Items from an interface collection
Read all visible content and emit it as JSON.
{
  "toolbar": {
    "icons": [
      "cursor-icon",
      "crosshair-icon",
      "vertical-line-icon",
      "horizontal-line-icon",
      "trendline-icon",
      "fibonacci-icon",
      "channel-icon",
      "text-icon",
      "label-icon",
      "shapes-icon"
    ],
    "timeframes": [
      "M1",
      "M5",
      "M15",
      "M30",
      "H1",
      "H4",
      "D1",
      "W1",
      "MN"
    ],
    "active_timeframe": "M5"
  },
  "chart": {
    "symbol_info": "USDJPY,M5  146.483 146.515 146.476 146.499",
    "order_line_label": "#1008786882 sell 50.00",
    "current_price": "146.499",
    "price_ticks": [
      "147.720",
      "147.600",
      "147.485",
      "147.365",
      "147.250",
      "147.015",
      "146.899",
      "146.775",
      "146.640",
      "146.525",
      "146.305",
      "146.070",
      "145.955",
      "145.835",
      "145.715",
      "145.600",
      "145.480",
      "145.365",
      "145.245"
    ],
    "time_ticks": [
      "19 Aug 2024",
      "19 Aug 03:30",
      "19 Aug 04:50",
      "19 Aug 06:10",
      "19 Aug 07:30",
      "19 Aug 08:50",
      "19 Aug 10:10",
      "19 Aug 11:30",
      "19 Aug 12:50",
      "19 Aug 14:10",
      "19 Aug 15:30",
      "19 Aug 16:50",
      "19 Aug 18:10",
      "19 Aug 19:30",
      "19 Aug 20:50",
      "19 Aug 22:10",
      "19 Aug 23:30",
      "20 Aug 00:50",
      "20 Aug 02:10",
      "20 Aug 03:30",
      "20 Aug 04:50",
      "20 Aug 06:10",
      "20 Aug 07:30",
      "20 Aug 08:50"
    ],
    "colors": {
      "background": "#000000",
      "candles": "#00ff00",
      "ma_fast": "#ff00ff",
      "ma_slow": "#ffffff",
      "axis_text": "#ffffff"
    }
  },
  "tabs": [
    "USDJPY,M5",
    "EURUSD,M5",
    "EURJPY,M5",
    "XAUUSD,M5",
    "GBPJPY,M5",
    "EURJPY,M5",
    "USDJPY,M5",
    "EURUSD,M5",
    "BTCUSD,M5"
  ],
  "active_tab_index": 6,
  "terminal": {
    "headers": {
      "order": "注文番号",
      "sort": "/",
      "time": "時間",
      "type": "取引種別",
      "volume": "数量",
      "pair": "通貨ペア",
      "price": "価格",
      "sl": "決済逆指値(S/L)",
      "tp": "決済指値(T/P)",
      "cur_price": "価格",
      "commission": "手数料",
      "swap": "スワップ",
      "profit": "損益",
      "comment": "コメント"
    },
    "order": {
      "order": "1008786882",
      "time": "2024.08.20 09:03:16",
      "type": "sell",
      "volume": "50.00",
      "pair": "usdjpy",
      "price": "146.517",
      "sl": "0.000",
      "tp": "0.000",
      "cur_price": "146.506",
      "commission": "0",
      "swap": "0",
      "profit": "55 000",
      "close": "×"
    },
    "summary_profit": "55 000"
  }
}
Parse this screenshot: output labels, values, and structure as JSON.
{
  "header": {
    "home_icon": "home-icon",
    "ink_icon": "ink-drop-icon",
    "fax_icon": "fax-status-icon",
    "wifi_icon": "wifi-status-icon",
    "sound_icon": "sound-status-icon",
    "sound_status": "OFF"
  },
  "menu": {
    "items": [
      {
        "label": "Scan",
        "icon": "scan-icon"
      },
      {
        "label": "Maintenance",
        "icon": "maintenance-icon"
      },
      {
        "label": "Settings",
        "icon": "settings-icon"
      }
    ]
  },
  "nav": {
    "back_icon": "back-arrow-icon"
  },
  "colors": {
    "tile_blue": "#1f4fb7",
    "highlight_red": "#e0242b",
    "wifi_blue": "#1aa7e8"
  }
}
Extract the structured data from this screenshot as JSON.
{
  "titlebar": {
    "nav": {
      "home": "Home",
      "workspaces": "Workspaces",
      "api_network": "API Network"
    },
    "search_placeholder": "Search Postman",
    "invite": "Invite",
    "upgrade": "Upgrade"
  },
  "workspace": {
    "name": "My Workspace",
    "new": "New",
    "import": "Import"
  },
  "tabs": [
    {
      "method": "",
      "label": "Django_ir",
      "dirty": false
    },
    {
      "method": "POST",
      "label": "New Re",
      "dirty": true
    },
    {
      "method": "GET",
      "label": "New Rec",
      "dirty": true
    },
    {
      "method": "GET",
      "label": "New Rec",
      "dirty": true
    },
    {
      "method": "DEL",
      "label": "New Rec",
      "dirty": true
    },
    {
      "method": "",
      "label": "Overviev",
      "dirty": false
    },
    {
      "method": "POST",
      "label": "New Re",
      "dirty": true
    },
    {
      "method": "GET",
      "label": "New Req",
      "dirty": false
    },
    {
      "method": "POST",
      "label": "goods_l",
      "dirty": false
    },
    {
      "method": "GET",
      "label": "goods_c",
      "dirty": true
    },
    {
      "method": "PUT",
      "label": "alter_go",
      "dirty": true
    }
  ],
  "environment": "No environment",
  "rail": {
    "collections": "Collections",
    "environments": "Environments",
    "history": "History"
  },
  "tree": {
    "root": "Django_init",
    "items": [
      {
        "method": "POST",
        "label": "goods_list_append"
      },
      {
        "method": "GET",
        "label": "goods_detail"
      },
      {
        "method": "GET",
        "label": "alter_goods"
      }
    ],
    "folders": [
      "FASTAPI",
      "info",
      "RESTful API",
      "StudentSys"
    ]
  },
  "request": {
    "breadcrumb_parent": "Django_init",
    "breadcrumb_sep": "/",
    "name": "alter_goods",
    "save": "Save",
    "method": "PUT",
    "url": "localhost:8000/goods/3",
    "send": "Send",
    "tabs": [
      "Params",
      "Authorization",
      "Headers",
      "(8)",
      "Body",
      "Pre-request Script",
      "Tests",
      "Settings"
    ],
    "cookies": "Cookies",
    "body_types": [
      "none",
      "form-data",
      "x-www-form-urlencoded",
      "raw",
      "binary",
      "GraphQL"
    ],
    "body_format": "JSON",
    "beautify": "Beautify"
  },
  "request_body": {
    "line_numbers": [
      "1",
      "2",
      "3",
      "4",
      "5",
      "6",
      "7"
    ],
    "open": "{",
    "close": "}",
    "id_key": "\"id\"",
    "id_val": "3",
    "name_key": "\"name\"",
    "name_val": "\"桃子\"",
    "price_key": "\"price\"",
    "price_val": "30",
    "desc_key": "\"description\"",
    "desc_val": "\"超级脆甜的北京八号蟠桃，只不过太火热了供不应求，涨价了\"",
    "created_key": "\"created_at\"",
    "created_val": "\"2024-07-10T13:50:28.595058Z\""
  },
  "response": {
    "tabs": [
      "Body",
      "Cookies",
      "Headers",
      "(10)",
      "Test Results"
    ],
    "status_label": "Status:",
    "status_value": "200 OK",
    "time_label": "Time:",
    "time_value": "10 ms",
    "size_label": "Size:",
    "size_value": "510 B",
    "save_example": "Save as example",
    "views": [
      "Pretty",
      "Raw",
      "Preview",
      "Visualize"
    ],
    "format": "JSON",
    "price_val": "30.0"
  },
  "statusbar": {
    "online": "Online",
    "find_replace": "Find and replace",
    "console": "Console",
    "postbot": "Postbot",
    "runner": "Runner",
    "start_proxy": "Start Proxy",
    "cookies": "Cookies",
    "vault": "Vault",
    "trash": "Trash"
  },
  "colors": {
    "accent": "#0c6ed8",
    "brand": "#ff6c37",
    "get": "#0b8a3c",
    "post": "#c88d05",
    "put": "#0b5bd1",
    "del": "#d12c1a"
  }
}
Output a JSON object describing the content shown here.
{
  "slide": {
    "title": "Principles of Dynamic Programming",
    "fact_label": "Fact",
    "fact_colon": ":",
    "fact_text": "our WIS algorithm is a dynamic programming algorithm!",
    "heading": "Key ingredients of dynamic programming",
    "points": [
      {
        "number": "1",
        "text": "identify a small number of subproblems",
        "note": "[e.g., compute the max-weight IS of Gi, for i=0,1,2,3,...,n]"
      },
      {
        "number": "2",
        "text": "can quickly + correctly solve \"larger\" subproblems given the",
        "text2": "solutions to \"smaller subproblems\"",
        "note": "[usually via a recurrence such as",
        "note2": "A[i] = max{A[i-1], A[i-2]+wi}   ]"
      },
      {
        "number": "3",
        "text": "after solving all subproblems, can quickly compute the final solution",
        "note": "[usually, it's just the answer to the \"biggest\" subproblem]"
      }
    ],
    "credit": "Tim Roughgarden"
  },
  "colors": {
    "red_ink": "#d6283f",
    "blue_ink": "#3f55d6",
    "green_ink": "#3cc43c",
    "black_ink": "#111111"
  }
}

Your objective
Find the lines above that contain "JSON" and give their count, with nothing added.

Answer
6